Friday, May 24, 2013

Between You, Me, and the Staten Island Ferry

One hell of an interview here. Great questions, great answers. Elton John is like a Mom, I'll bet.

Thursday, May 9, 2013

I Love Ya Honey ... But ...

Speaking of Rod (as we were), his new album was released this week. It's his first record of "original" material since 1995's SPANNER IN THE WORKS and follows a series of standards interpretations that sold like crazy while eroding nearly all his remaining coolness and contemporary relevance, which is one reason his lively biography was such a fun surprise.

The new album, called TIME, dovetails with his book a little too snugly. There's an autobiographical career-spanning number called "Can't Stop Me Now," in which he meets Maggie May; and "Brighton Beach" reflects on paying his dues as an R&B singing sideman in the early 1960s. A sappy breakup song, "It's Over," covers his despair at the crumbling of a marriage (like his to Rachel Hunter); and several cuts make reference to his "happy ending" current marriage to Penny Lancaster and all the gross, sober, healthy habits she's inspired in him. There's also some icky sexytime Rod ("Sexual Religion" and "Make Love to Me Tonight") and obligatory covers of Tom Waits ("Picture in a Frame") and Bob Dylan ("Corrina Corrina.")

As a "comeback" rock album, this is still way too adult contemporary, with songs that recall the Rod of old without actually being quite as good as them. The production is loaded with strings. Rod's voice is still there but it's a gentle kind of gruff. The thing about Rod in the old days was, he was such a terrific singer, other good musicians gravitated toward him. Jeff Beck, for example, was deathly serious about assembling a kickass group and probably chose his singer too well: He'd be humiliated when American audiences and critics mistook Rod for the group's namesake.

These artists (guitarists including Beck, Ron Wood, and Gary Grainger; drummers Mickey Waller and Carmine Appice, among many others) provided the background that brought Rod's emotional voice to life. Today, you've got longtime Stewart collaborator Jim Cregan, drummer Kenny Aronoff, and a billion cello players on TIME but the magic isn't quite there. Here's Rod then and now.

Thursday, May 2, 2013

Who do you think you are? Rod Stewart!?

If there is a funnier or better-written rock-star autobiography out there I'd like to read it. Rod Stewart recounts his five-decade career with humor and forthrightness, never taking himself too seriously but coming off as genuine as you might expect a bazillionaire pop star whose access to supermodels and Lamborghinis far exceed what he'd otherwise deserve.

I've always loved Rod Stewart's voice, and chapters detailing how he paid his dues imitating his American soul idols like Sam Cooke alongside Long John Baldry in clubs where the Rolling Stones were also fighting to make a name for themselves are revealing.

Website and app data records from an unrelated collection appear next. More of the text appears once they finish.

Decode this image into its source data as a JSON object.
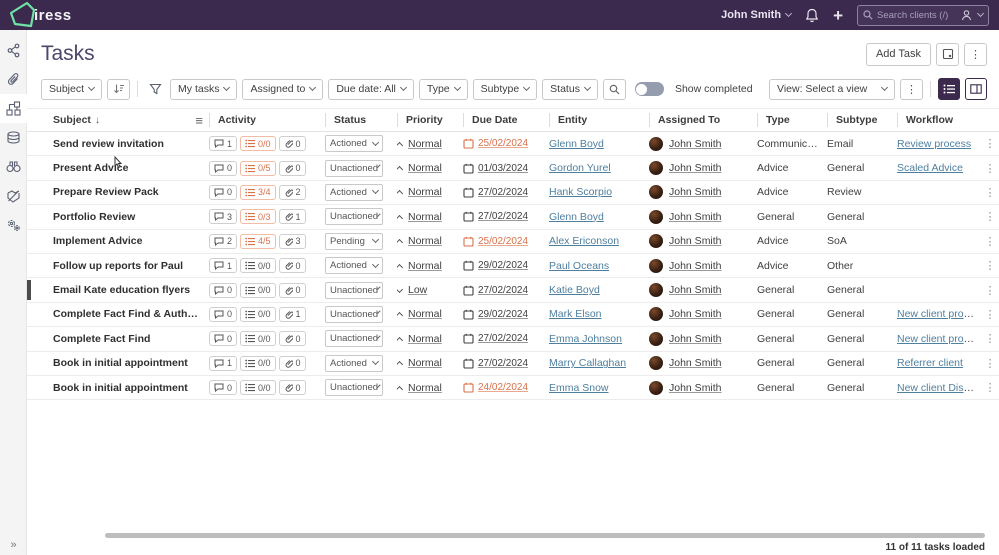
{
  "topbar": {
    "logo_text": "iress",
    "user_name": "John Smith",
    "search_placeholder": "Search clients (/)",
    "icons": [
      "notification-bell-icon",
      "quick-add-plus-icon",
      "search-icon",
      "person-icon"
    ]
  },
  "sidebar": {
    "items": [
      {
        "icon": "network-icon"
      },
      {
        "icon": "link-icon"
      },
      {
        "icon": "workflow-icon",
        "active": true
      },
      {
        "icon": "coins-icon"
      },
      {
        "icon": "binoculars-icon"
      },
      {
        "icon": "deals-icon"
      },
      {
        "icon": "settings-gears-icon"
      }
    ],
    "expand_glyph": "»"
  },
  "page": {
    "title": "Tasks",
    "add_task_label": "Add Task"
  },
  "filters": {
    "subject": "Subject",
    "my_tasks": "My tasks",
    "assigned_to": "Assigned to",
    "due_date": "Due date: All",
    "type": "Type",
    "subtype": "Subtype",
    "status": "Status",
    "show_completed": "Show completed",
    "show_completed_on": false,
    "view_select": "View: Select a view"
  },
  "table": {
    "columns": [
      "Subject",
      "Activity",
      "Status",
      "Priority",
      "Due Date",
      "Entity",
      "Assigned To",
      "Type",
      "Subtype",
      "Workflow"
    ],
    "rows": [
      {
        "subject": "Send review invitation",
        "comments": "1",
        "checklist": "0/0",
        "checklist_alert": true,
        "links": "0",
        "status": "Actioned",
        "priority": "Normal",
        "priority_dir": "up",
        "due_date": "25/02/2024",
        "overdue": true,
        "entity": "Glenn Boyd",
        "assigned_to": "John Smith",
        "type": "Communicati...",
        "subtype": "Email",
        "workflow": "Review process"
      },
      {
        "subject": "Present Advice",
        "comments": "0",
        "checklist": "0/5",
        "checklist_alert": true,
        "links": "0",
        "status": "Unactioned",
        "priority": "Normal",
        "priority_dir": "up",
        "due_date": "01/03/2024",
        "overdue": false,
        "entity": "Gordon Yurel",
        "assigned_to": "John Smith",
        "type": "Advice",
        "subtype": "General",
        "workflow": "Scaled Advice"
      },
      {
        "subject": "Prepare Review Pack",
        "comments": "0",
        "checklist": "3/4",
        "checklist_alert": true,
        "links": "2",
        "status": "Actioned",
        "priority": "Normal",
        "priority_dir": "up",
        "due_date": "27/02/2024",
        "overdue": false,
        "entity": "Hank Scorpio",
        "assigned_to": "John Smith",
        "type": "Advice",
        "subtype": "Review",
        "workflow": ""
      },
      {
        "subject": "Portfolio Review",
        "comments": "3",
        "checklist": "0/3",
        "checklist_alert": true,
        "links": "1",
        "status": "Unactioned",
        "priority": "Normal",
        "priority_dir": "up",
        "due_date": "27/02/2024",
        "overdue": false,
        "entity": "Glenn Boyd",
        "assigned_to": "John Smith",
        "type": "General",
        "subtype": "General",
        "workflow": ""
      },
      {
        "subject": "Implement Advice",
        "comments": "2",
        "checklist": "4/5",
        "checklist_alert": true,
        "links": "3",
        "status": "Pending",
        "priority": "Normal",
        "priority_dir": "up",
        "due_date": "25/02/2024",
        "overdue": true,
        "entity": "Alex Ericonson",
        "assigned_to": "John Smith",
        "type": "Advice",
        "subtype": "SoA",
        "workflow": ""
      },
      {
        "subject": "Follow up reports for Paul",
        "comments": "1",
        "checklist": "0/0",
        "checklist_alert": false,
        "links": "0",
        "status": "Actioned",
        "priority": "Normal",
        "priority_dir": "up",
        "due_date": "29/02/2024",
        "overdue": false,
        "entity": "Paul Oceans",
        "assigned_to": "John Smith",
        "type": "Advice",
        "subtype": "Other",
        "workflow": ""
      },
      {
        "subject": "Email Kate education flyers",
        "selected": true,
        "comments": "0",
        "checklist": "0/0",
        "checklist_alert": false,
        "links": "0",
        "status": "Unactioned",
        "priority": "Low",
        "priority_dir": "down",
        "due_date": "27/02/2024",
        "overdue": false,
        "entity": "Katie Boyd",
        "assigned_to": "John Smith",
        "type": "General",
        "subtype": "General",
        "workflow": ""
      },
      {
        "subject": "Complete Fact Find & Authorities",
        "comments": "0",
        "checklist": "0/0",
        "checklist_alert": false,
        "links": "1",
        "status": "Unactioned",
        "priority": "Normal",
        "priority_dir": "up",
        "due_date": "29/02/2024",
        "overdue": false,
        "entity": "Mark Elson",
        "assigned_to": "John Smith",
        "type": "General",
        "subtype": "General",
        "workflow": "New client process"
      },
      {
        "subject": "Complete Fact Find",
        "comments": "0",
        "checklist": "0/0",
        "checklist_alert": false,
        "links": "0",
        "status": "Unactioned",
        "priority": "Normal",
        "priority_dir": "up",
        "due_date": "27/02/2024",
        "overdue": false,
        "entity": "Emma Johnson",
        "assigned_to": "John Smith",
        "type": "General",
        "subtype": "General",
        "workflow": "New client process"
      },
      {
        "subject": "Book in initial appointment",
        "comments": "1",
        "checklist": "0/0",
        "checklist_alert": false,
        "links": "0",
        "status": "Actioned",
        "priority": "Normal",
        "priority_dir": "up",
        "due_date": "27/02/2024",
        "overdue": false,
        "entity": "Marry Callaghan",
        "assigned_to": "John Smith",
        "type": "General",
        "subtype": "General",
        "workflow": "Referrer client"
      },
      {
        "subject": "Book in initial appointment",
        "comments": "0",
        "checklist": "0/0",
        "checklist_alert": false,
        "links": "0",
        "status": "Unactioned",
        "priority": "Normal",
        "priority_dir": "up",
        "due_date": "24/02/2024",
        "overdue": true,
        "entity": "Emma Snow",
        "assigned_to": "John Smith",
        "type": "General",
        "subtype": "General",
        "workflow": "New client Discov..."
      }
    ]
  },
  "footer": {
    "status_text": "11 of 11 tasks loaded"
  },
  "colors": {
    "topbar_bg": "#3b2a4e",
    "brand_green": "#6fe3a5",
    "link_blue": "#4e7f9e",
    "overdue_orange": "#d9714b",
    "active_view_bg": "#3b2a4e"
  }
}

What comes through is an ambition is every bit as outstanding as his voice, culminating in an inspired period between the late 1960s and early 1970s where he fronted the Jeff Beck Group, then the Faces for their best moments, while at the same time recording some absolutely terrific solo albums that even today don't get the credit they are due.

Rod's weaknesses in songwriting -- it just never came easy for him -- and a propensity to give into fashion are addressed with humor and self-depreciating candor. He is not afraid to tell you about how he painstakingly dyes and fixes his hair and about indulging a geeky model-railroad hobby. Or the stomach-pumping episode. Or his love for soccer as a fan and participant. Or his well-deserved reputation for business savvy including a stint as a tax exile. Or the womanizing and drug use. Or, you know, the last 30 years of his career.

The model-chasing and love affair with his current wife takes up a little too much space near the end but boy is the rest a lot of  fun. I supplemented the read by streaming the Beck, Faces and early solo records with admiration, wonder and forgiveness. Rod Stewart is just great.